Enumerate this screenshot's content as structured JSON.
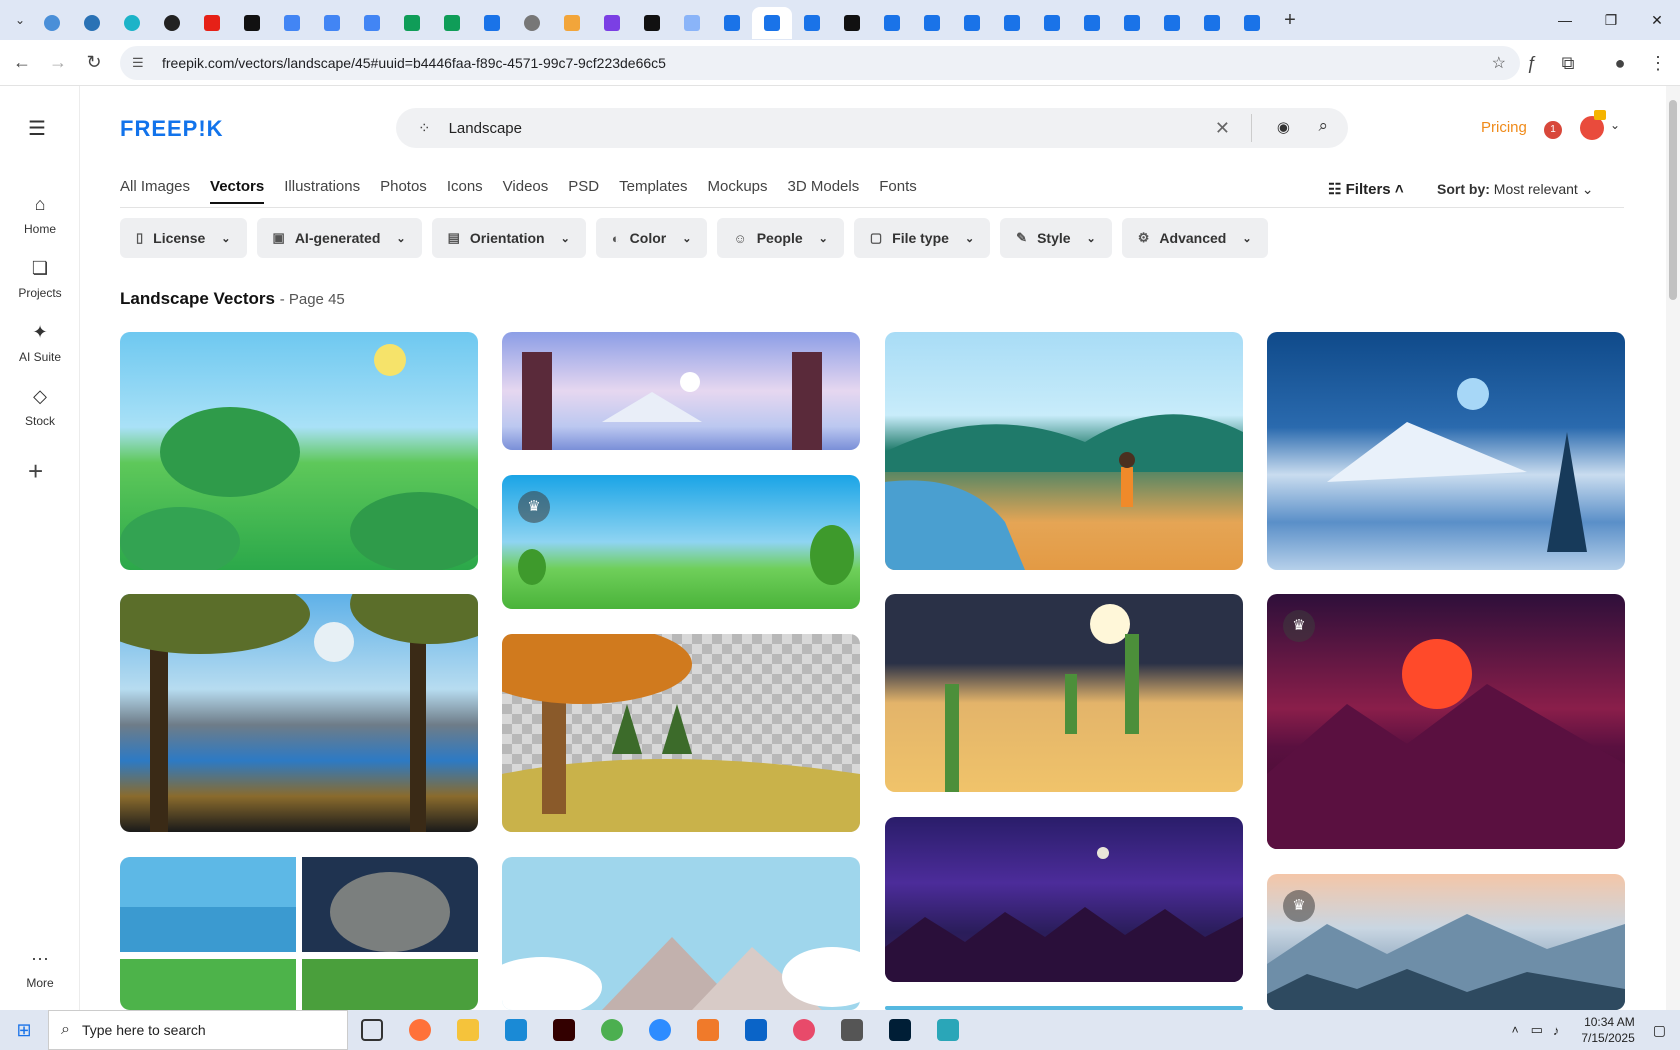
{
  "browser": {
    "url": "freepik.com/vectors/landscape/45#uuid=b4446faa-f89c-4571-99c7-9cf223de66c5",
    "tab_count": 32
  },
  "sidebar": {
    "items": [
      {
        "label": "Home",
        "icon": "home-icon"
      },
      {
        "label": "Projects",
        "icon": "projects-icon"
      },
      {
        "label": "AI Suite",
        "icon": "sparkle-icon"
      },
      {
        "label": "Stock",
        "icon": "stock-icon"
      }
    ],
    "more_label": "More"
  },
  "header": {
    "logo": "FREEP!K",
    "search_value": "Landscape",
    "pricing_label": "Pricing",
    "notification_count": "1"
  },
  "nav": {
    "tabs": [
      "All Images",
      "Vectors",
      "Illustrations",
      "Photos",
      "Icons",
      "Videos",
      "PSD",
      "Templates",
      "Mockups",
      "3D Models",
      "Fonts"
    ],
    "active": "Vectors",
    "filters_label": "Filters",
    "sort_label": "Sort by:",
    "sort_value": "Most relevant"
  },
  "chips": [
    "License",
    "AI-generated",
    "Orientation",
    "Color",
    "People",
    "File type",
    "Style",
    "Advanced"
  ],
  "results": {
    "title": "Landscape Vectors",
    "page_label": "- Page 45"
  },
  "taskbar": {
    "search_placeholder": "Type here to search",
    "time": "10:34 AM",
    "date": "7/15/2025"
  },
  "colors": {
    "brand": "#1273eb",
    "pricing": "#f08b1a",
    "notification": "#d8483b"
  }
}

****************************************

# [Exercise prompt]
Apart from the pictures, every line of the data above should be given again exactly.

# [Finished task]
Enumerate this screenshot's content as structured JSON.
{
  "browser": {
    "url": "freepik.com/vectors/landscape/45#uuid=b4446faa-f89c-4571-99c7-9cf223de66c5",
    "tab_count": 32
  },
  "sidebar": {
    "items": [
      {
        "label": "Home",
        "icon": "home-icon"
      },
      {
        "label": "Projects",
        "icon": "projects-icon"
      },
      {
        "label": "AI Suite",
        "icon": "sparkle-icon"
      },
      {
        "label": "Stock",
        "icon": "stock-icon"
      }
    ],
    "more_label": "More"
  },
  "header": {
    "logo": "FREEP!K",
    "search_value": "Landscape",
    "pricing_label": "Pricing",
    "notification_count": "1"
  },
  "nav": {
    "tabs": [
      "All Images",
      "Vectors",
      "Illustrations",
      "Photos",
      "Icons",
      "Videos",
      "PSD",
      "Templates",
      "Mockups",
      "3D Models",
      "Fonts"
    ],
    "active": "Vectors",
    "filters_label": "Filters",
    "sort_label": "Sort by:",
    "sort_value": "Most relevant"
  },
  "chips": [
    "License",
    "AI-generated",
    "Orientation",
    "Color",
    "People",
    "File type",
    "Style",
    "Advanced"
  ],
  "results": {
    "title": "Landscape Vectors",
    "page_label": "- Page 45"
  },
  "taskbar": {
    "search_placeholder": "Type here to search",
    "time": "10:34 AM",
    "date": "7/15/2025"
  },
  "colors": {
    "brand": "#1273eb",
    "pricing": "#f08b1a",
    "notification": "#d8483b"
  }
}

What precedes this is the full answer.